    x = c(1, 2, 3, 4, 4, 6, 6),
    y = c(0, 2, 0, 0, 2, 2, 0),
    type = rep(c('cubic', 'quadratic'), c(3, 4)),
    point = c('end', 'control', 'end', 'end', 'control', 'control', 'end')
)
help_lines <- data.frame(
    x = c(1, 3, 4, 6),
    xend = c(2, 2, 4, 6),
    y = 0,
    yend = 2
)
ggplot() + geom_segment(aes(x = x, xend = xend, y = y, yend = yend),
                        data = help_lines,
                        arrow = arrow(length = unit(c(0, 0, 0.5, 0.5), 'cm')),

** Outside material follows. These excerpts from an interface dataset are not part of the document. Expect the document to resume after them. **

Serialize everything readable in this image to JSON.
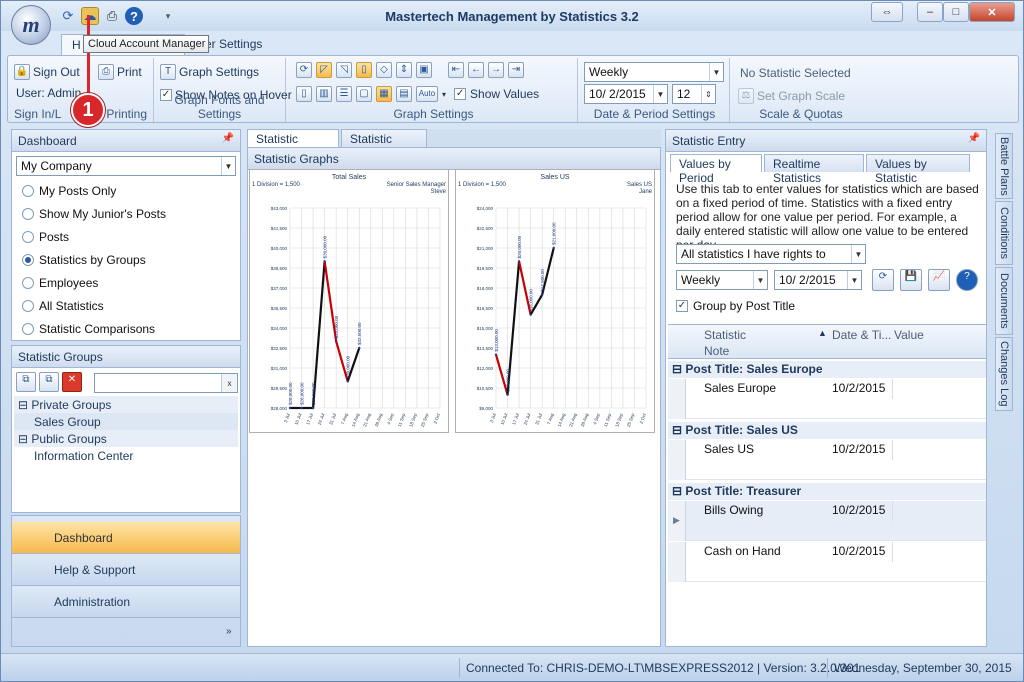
{
  "app": {
    "title": "Mastertech Management by Statistics 3.2",
    "logo_letter": "m"
  },
  "quick_access": [
    "refresh-icon",
    "cloud-account-icon",
    "print-icon",
    "help-icon"
  ],
  "tooltip": "Cloud Account Manager",
  "marker": "1",
  "tabs": {
    "home": "H",
    "other": "er Settings"
  },
  "ribbon": {
    "signin": {
      "sign_out": "Sign Out",
      "print": "Print",
      "user": "User: Admin",
      "title_left": "Sign In/L",
      "title_right": "Printing"
    },
    "graph_fonts": {
      "graph_settings": "Graph Settings",
      "show_notes": "Show Notes on Hover",
      "title": "Graph Fonts and Settings"
    },
    "graph": {
      "show_values": "Show Values",
      "auto": "Auto",
      "title": "Graph Settings"
    },
    "date": {
      "period": "Weekly",
      "date": "10/  2/2015",
      "count": "12",
      "title": "Date & Period Settings"
    },
    "scale": {
      "none_selected": "No Statistic Selected",
      "set_scale": "Set Graph Scale",
      "title": "Scale & Quotas"
    }
  },
  "dashboard": {
    "title": "Dashboard",
    "company": "My Company",
    "options": [
      "My Posts Only",
      "Show My Junior's Posts",
      "Posts",
      "Statistics by Groups",
      "Employees",
      "All Statistics",
      "Statistic Comparisons"
    ],
    "selected_index": 3
  },
  "stat_groups": {
    "title": "Statistic Groups",
    "search_clear": "x",
    "tree": [
      "Private Groups",
      "Sales Group",
      "Public Groups",
      "Information Center"
    ]
  },
  "nav": [
    "Dashboard",
    "Help & Support",
    "Administration"
  ],
  "center": {
    "tabs": [
      "Statistic Graphs",
      "Statistic Report"
    ],
    "header": "Statistic Graphs",
    "charts": [
      {
        "title": "Total Sales",
        "division": "1 Division = 1,500",
        "owner": "Senior Sales Manager",
        "owner2": "Steve"
      },
      {
        "title": "Sales US",
        "division": "1 Division = 1,500",
        "owner": "Sales US",
        "owner2": "Jane"
      }
    ]
  },
  "chart_data": [
    {
      "type": "line",
      "title": "Total Sales",
      "x": [
        "3 Jul",
        "10 Jul",
        "17 Jul",
        "24 Jul",
        "31 Jul",
        "7 Aug",
        "14 Aug",
        "21 Aug",
        "28 Aug",
        "4 Sep",
        "11 Sep",
        "18 Sep",
        "25 Sep",
        "2 Oct"
      ],
      "series": [
        {
          "values": [
            28000,
            28000,
            28000,
            39000,
            33000,
            30000,
            32500
          ]
        }
      ],
      "yticks": [
        "$28,000",
        "$29,500",
        "$31,000",
        "$32,500",
        "$34,000",
        "$35,500",
        "$37,000",
        "$38,500",
        "$40,000",
        "$41,500",
        "$43,000"
      ],
      "ylim": [
        28000,
        43000
      ]
    },
    {
      "type": "line",
      "title": "Sales US",
      "x": [
        "3 Jul",
        "10 Jul",
        "17 Jul",
        "24 Jul",
        "31 Jul",
        "7 Aug",
        "14 Aug",
        "21 Aug",
        "28 Aug",
        "4 Sep",
        "11 Sep",
        "18 Sep",
        "25 Sep",
        "2 Oct"
      ],
      "series": [
        {
          "values": [
            13000,
            10000,
            20000,
            16000,
            17500,
            21000
          ]
        }
      ],
      "yticks": [
        "$9,000",
        "$10,500",
        "$12,000",
        "$13,500",
        "$15,000",
        "$16,500",
        "$18,000",
        "$19,500",
        "$21,000",
        "$22,500",
        "$24,000"
      ],
      "ylim": [
        9000,
        24000
      ]
    }
  ],
  "entry": {
    "title": "Statistic Entry",
    "tabs": [
      "Values by Period",
      "Realtime Statistics",
      "Values by Statistic"
    ],
    "help": "Use this tab to enter values for statistics which are based on a fixed period of time. Statistics with a fixed entry period allow for one value per period. For example, a daily entered statistic will allow one value to be entered per day.",
    "filter": "All statistics I have rights to",
    "period": "Weekly",
    "date": "10/  2/2015",
    "group_by": "Group by Post Title",
    "columns": {
      "statistic": "Statistic",
      "date": "Date & Ti...",
      "value": "Value",
      "note": "Note"
    },
    "groups": [
      {
        "title": "Post Title:  Sales Europe",
        "rows": [
          {
            "name": "Sales Europe",
            "date": "10/2/2015"
          }
        ]
      },
      {
        "title": "Post Title:  Sales US",
        "rows": [
          {
            "name": "Sales US",
            "date": "10/2/2015"
          }
        ]
      },
      {
        "title": "Post Title:  Treasurer",
        "rows": [
          {
            "name": "Bills Owing",
            "date": "10/2/2015"
          },
          {
            "name": "Cash on Hand",
            "date": "10/2/2015"
          }
        ]
      }
    ]
  },
  "side_tabs": [
    "Battle Plans",
    "Conditions",
    "Documents",
    "Changes Log"
  ],
  "status": {
    "connection": "Connected To: CHRIS-DEMO-LT\\MBSEXPRESS2012 | Version: 3.2.0.301",
    "date": "Wednesday, September 30, 2015"
  },
  "colors": {
    "accent": "#f7b94c",
    "red": "#cc0000",
    "navy": "#1e395b"
  }
}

                        colour = 'grey') +
    geom_bezier(aes(x= x, y = y, group = type, linetype = type),
                data = beziers) +
    geom_point(aes(x = x, y = y, colour = point), data = beziers)

ggforce documentation built on July 10, 2018, 1:06 a.m.